Another matter of interest is that many who have accepted the social gospel and fellowship meals have also come to think of the lost as saved. If you disagree, please consider how these fellowship meals have changed thinking and posture. Consider, again, the appeal: "We invite you stay with us and share our monthly fellowship meal together." Operative words are "share," "together," and "fellowship meal." Fellowship in New Testament vernacular and concept involves spiritual acceptance and approval (2 John 9-11). Hence, by inviting the lost to share a meal deemed as a "fellowship meal," the necessary implication is that these thus invited are considered to be Christians, those to be fellowshipped.
The teaching of the New Testament is not only explicit and plain regarding such matters as we are considering, but it even contains an example of people who wanted the physical food. Consider:
"26: Jesus answered them and said, Verily, verily, I say unto you, Ye seek me, not because ye saw the miracles, but because ye did eat of the loaves, and were filled. 27: Labour not for the meat which perisheth, but for that meat which endureth unto everlasting life, which the Son of man shall give unto you: for him hath God the Father sealed" (John 6).
Religion in general and many Churches of Christ in particular are getting away from any real semblance of the spiritual and are, from gaining members to keeping members, becoming secular in their basic nature.
"Öthis fellowship meal has been vitalÖ." Yes, once we accept the social gospel, it becomes vital to our existence. When people are "brought in" by social meals, these meals, etc. must be maintained in order to keep the people. We have now witnessed an anticipated progression. Many religions, including a growing number of "Churches of Christ" have graduated to all sorts of entertainment gimmicks in order to secularly placate people. It is becoming more common, even also "vital" to observe churches with the state-of-the-art playground equipment, pool and video game facilities, movie theaters that show regular, entertainment movies, etc. Once the door is opened, in comes all such. The religion that grows now (usually only numerical growth is meant) is the religion that outdoes the others in what they offer.
Forgotten is the soul saving spiritual gospel of Jesus Christ and His spiritual church, having its spiritual work (Rom. 1: 16, I Tim. 3: 15). The Lordís church is about souls, not stomachs, spiritual edification, not physical satiation; and heaven and hell, not just the here and now (I Tim. 3: 15, Eph. 4: 16).
We are for a fact now dealing with what some sociologists have called the "Pepsi generation," the "I," selfish people who are out simply to get what they immediately want.
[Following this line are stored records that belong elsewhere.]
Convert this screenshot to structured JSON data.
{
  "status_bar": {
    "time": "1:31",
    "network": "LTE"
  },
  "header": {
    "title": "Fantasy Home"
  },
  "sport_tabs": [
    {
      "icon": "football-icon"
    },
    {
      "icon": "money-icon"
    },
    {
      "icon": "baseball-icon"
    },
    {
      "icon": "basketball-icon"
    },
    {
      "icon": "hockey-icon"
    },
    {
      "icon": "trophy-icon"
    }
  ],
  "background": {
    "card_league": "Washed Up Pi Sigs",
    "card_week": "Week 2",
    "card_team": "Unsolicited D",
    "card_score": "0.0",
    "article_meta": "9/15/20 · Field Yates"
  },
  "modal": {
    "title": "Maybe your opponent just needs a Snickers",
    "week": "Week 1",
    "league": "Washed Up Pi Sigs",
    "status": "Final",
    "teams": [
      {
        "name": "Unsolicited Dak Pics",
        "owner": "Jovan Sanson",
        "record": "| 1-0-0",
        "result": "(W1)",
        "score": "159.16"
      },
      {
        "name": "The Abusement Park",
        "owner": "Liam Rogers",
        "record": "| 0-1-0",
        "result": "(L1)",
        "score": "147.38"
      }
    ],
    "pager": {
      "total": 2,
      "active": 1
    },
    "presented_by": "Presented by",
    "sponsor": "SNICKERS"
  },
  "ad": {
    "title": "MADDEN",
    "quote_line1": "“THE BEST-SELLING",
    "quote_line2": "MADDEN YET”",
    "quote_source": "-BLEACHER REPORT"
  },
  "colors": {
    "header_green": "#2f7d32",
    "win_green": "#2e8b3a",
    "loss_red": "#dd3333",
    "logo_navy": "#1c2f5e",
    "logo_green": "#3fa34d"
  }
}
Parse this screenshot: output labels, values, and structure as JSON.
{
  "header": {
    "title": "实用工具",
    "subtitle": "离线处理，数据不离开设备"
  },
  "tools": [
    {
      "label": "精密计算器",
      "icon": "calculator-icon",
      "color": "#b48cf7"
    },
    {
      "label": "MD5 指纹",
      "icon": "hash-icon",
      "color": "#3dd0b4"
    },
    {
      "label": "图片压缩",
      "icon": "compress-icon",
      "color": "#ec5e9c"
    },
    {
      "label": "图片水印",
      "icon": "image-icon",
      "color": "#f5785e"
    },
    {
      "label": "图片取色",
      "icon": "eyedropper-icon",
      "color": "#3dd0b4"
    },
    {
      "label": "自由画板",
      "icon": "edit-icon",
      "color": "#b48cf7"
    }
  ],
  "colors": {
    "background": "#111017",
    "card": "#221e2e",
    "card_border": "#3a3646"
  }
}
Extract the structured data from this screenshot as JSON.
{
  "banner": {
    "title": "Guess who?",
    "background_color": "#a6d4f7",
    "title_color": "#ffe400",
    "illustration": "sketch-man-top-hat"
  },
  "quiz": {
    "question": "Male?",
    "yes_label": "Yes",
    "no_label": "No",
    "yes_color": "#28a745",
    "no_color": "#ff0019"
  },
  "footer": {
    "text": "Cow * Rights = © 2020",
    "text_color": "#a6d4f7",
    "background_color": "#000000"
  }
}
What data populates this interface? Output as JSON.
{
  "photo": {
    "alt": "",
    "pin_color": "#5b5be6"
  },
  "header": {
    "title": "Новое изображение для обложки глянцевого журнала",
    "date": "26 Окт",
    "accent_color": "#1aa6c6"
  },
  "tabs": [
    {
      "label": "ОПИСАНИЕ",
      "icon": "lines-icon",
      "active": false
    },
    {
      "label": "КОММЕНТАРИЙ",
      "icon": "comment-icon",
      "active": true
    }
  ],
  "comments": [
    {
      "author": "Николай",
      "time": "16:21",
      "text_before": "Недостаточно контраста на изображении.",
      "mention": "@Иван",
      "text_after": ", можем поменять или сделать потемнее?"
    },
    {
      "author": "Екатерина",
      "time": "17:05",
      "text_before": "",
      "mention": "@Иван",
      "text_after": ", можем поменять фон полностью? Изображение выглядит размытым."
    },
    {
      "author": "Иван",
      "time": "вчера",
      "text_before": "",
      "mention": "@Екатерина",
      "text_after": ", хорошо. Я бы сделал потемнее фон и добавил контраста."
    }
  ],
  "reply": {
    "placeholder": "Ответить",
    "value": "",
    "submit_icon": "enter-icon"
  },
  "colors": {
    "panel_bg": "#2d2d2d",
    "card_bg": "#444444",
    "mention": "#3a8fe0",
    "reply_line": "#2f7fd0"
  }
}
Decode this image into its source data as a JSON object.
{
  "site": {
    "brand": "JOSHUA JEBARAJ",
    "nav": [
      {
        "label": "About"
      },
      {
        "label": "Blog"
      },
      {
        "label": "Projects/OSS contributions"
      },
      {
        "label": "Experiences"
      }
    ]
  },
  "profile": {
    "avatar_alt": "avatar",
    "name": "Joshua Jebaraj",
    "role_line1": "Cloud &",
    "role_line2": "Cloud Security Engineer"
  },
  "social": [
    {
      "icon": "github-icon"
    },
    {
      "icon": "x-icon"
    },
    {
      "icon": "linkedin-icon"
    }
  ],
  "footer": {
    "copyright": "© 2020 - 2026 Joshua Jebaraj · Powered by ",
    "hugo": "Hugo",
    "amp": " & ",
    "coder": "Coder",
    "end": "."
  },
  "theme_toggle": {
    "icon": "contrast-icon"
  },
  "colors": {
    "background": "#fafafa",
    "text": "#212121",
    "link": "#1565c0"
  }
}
In our efforts to keep our young people out of the bars and "in the church," we have prostituted the gospel and degraded it into a comparative cheap system, designed to meet the needs of the worldly minded and the here-and-now people who have ceased believing in a here after.
Addendum 1: The only "fellowship meal" involving the work and worship of the church is the Lordís Supper (I Cor. 10: 16ff.). The Lordís Supper involves Christians participating (fellowshipping) in a spiritual act.
Addendum 2: These social meals have been made by man a part of the work and worship of the local church, even to the degree of being deemed "vital." They are announced in the assembly, church bulletins, etc., and they are commonly held on property own by the church, thus, often necessitating the building of church kitchens. These church kitchens and eating facilities for which there is no biblical authority are now commonly termed "fellowship halls." Again, meals "from house to house" are one thing, but as far as the church is concerned, only the Lordís Supper is seen as the fellowship meal.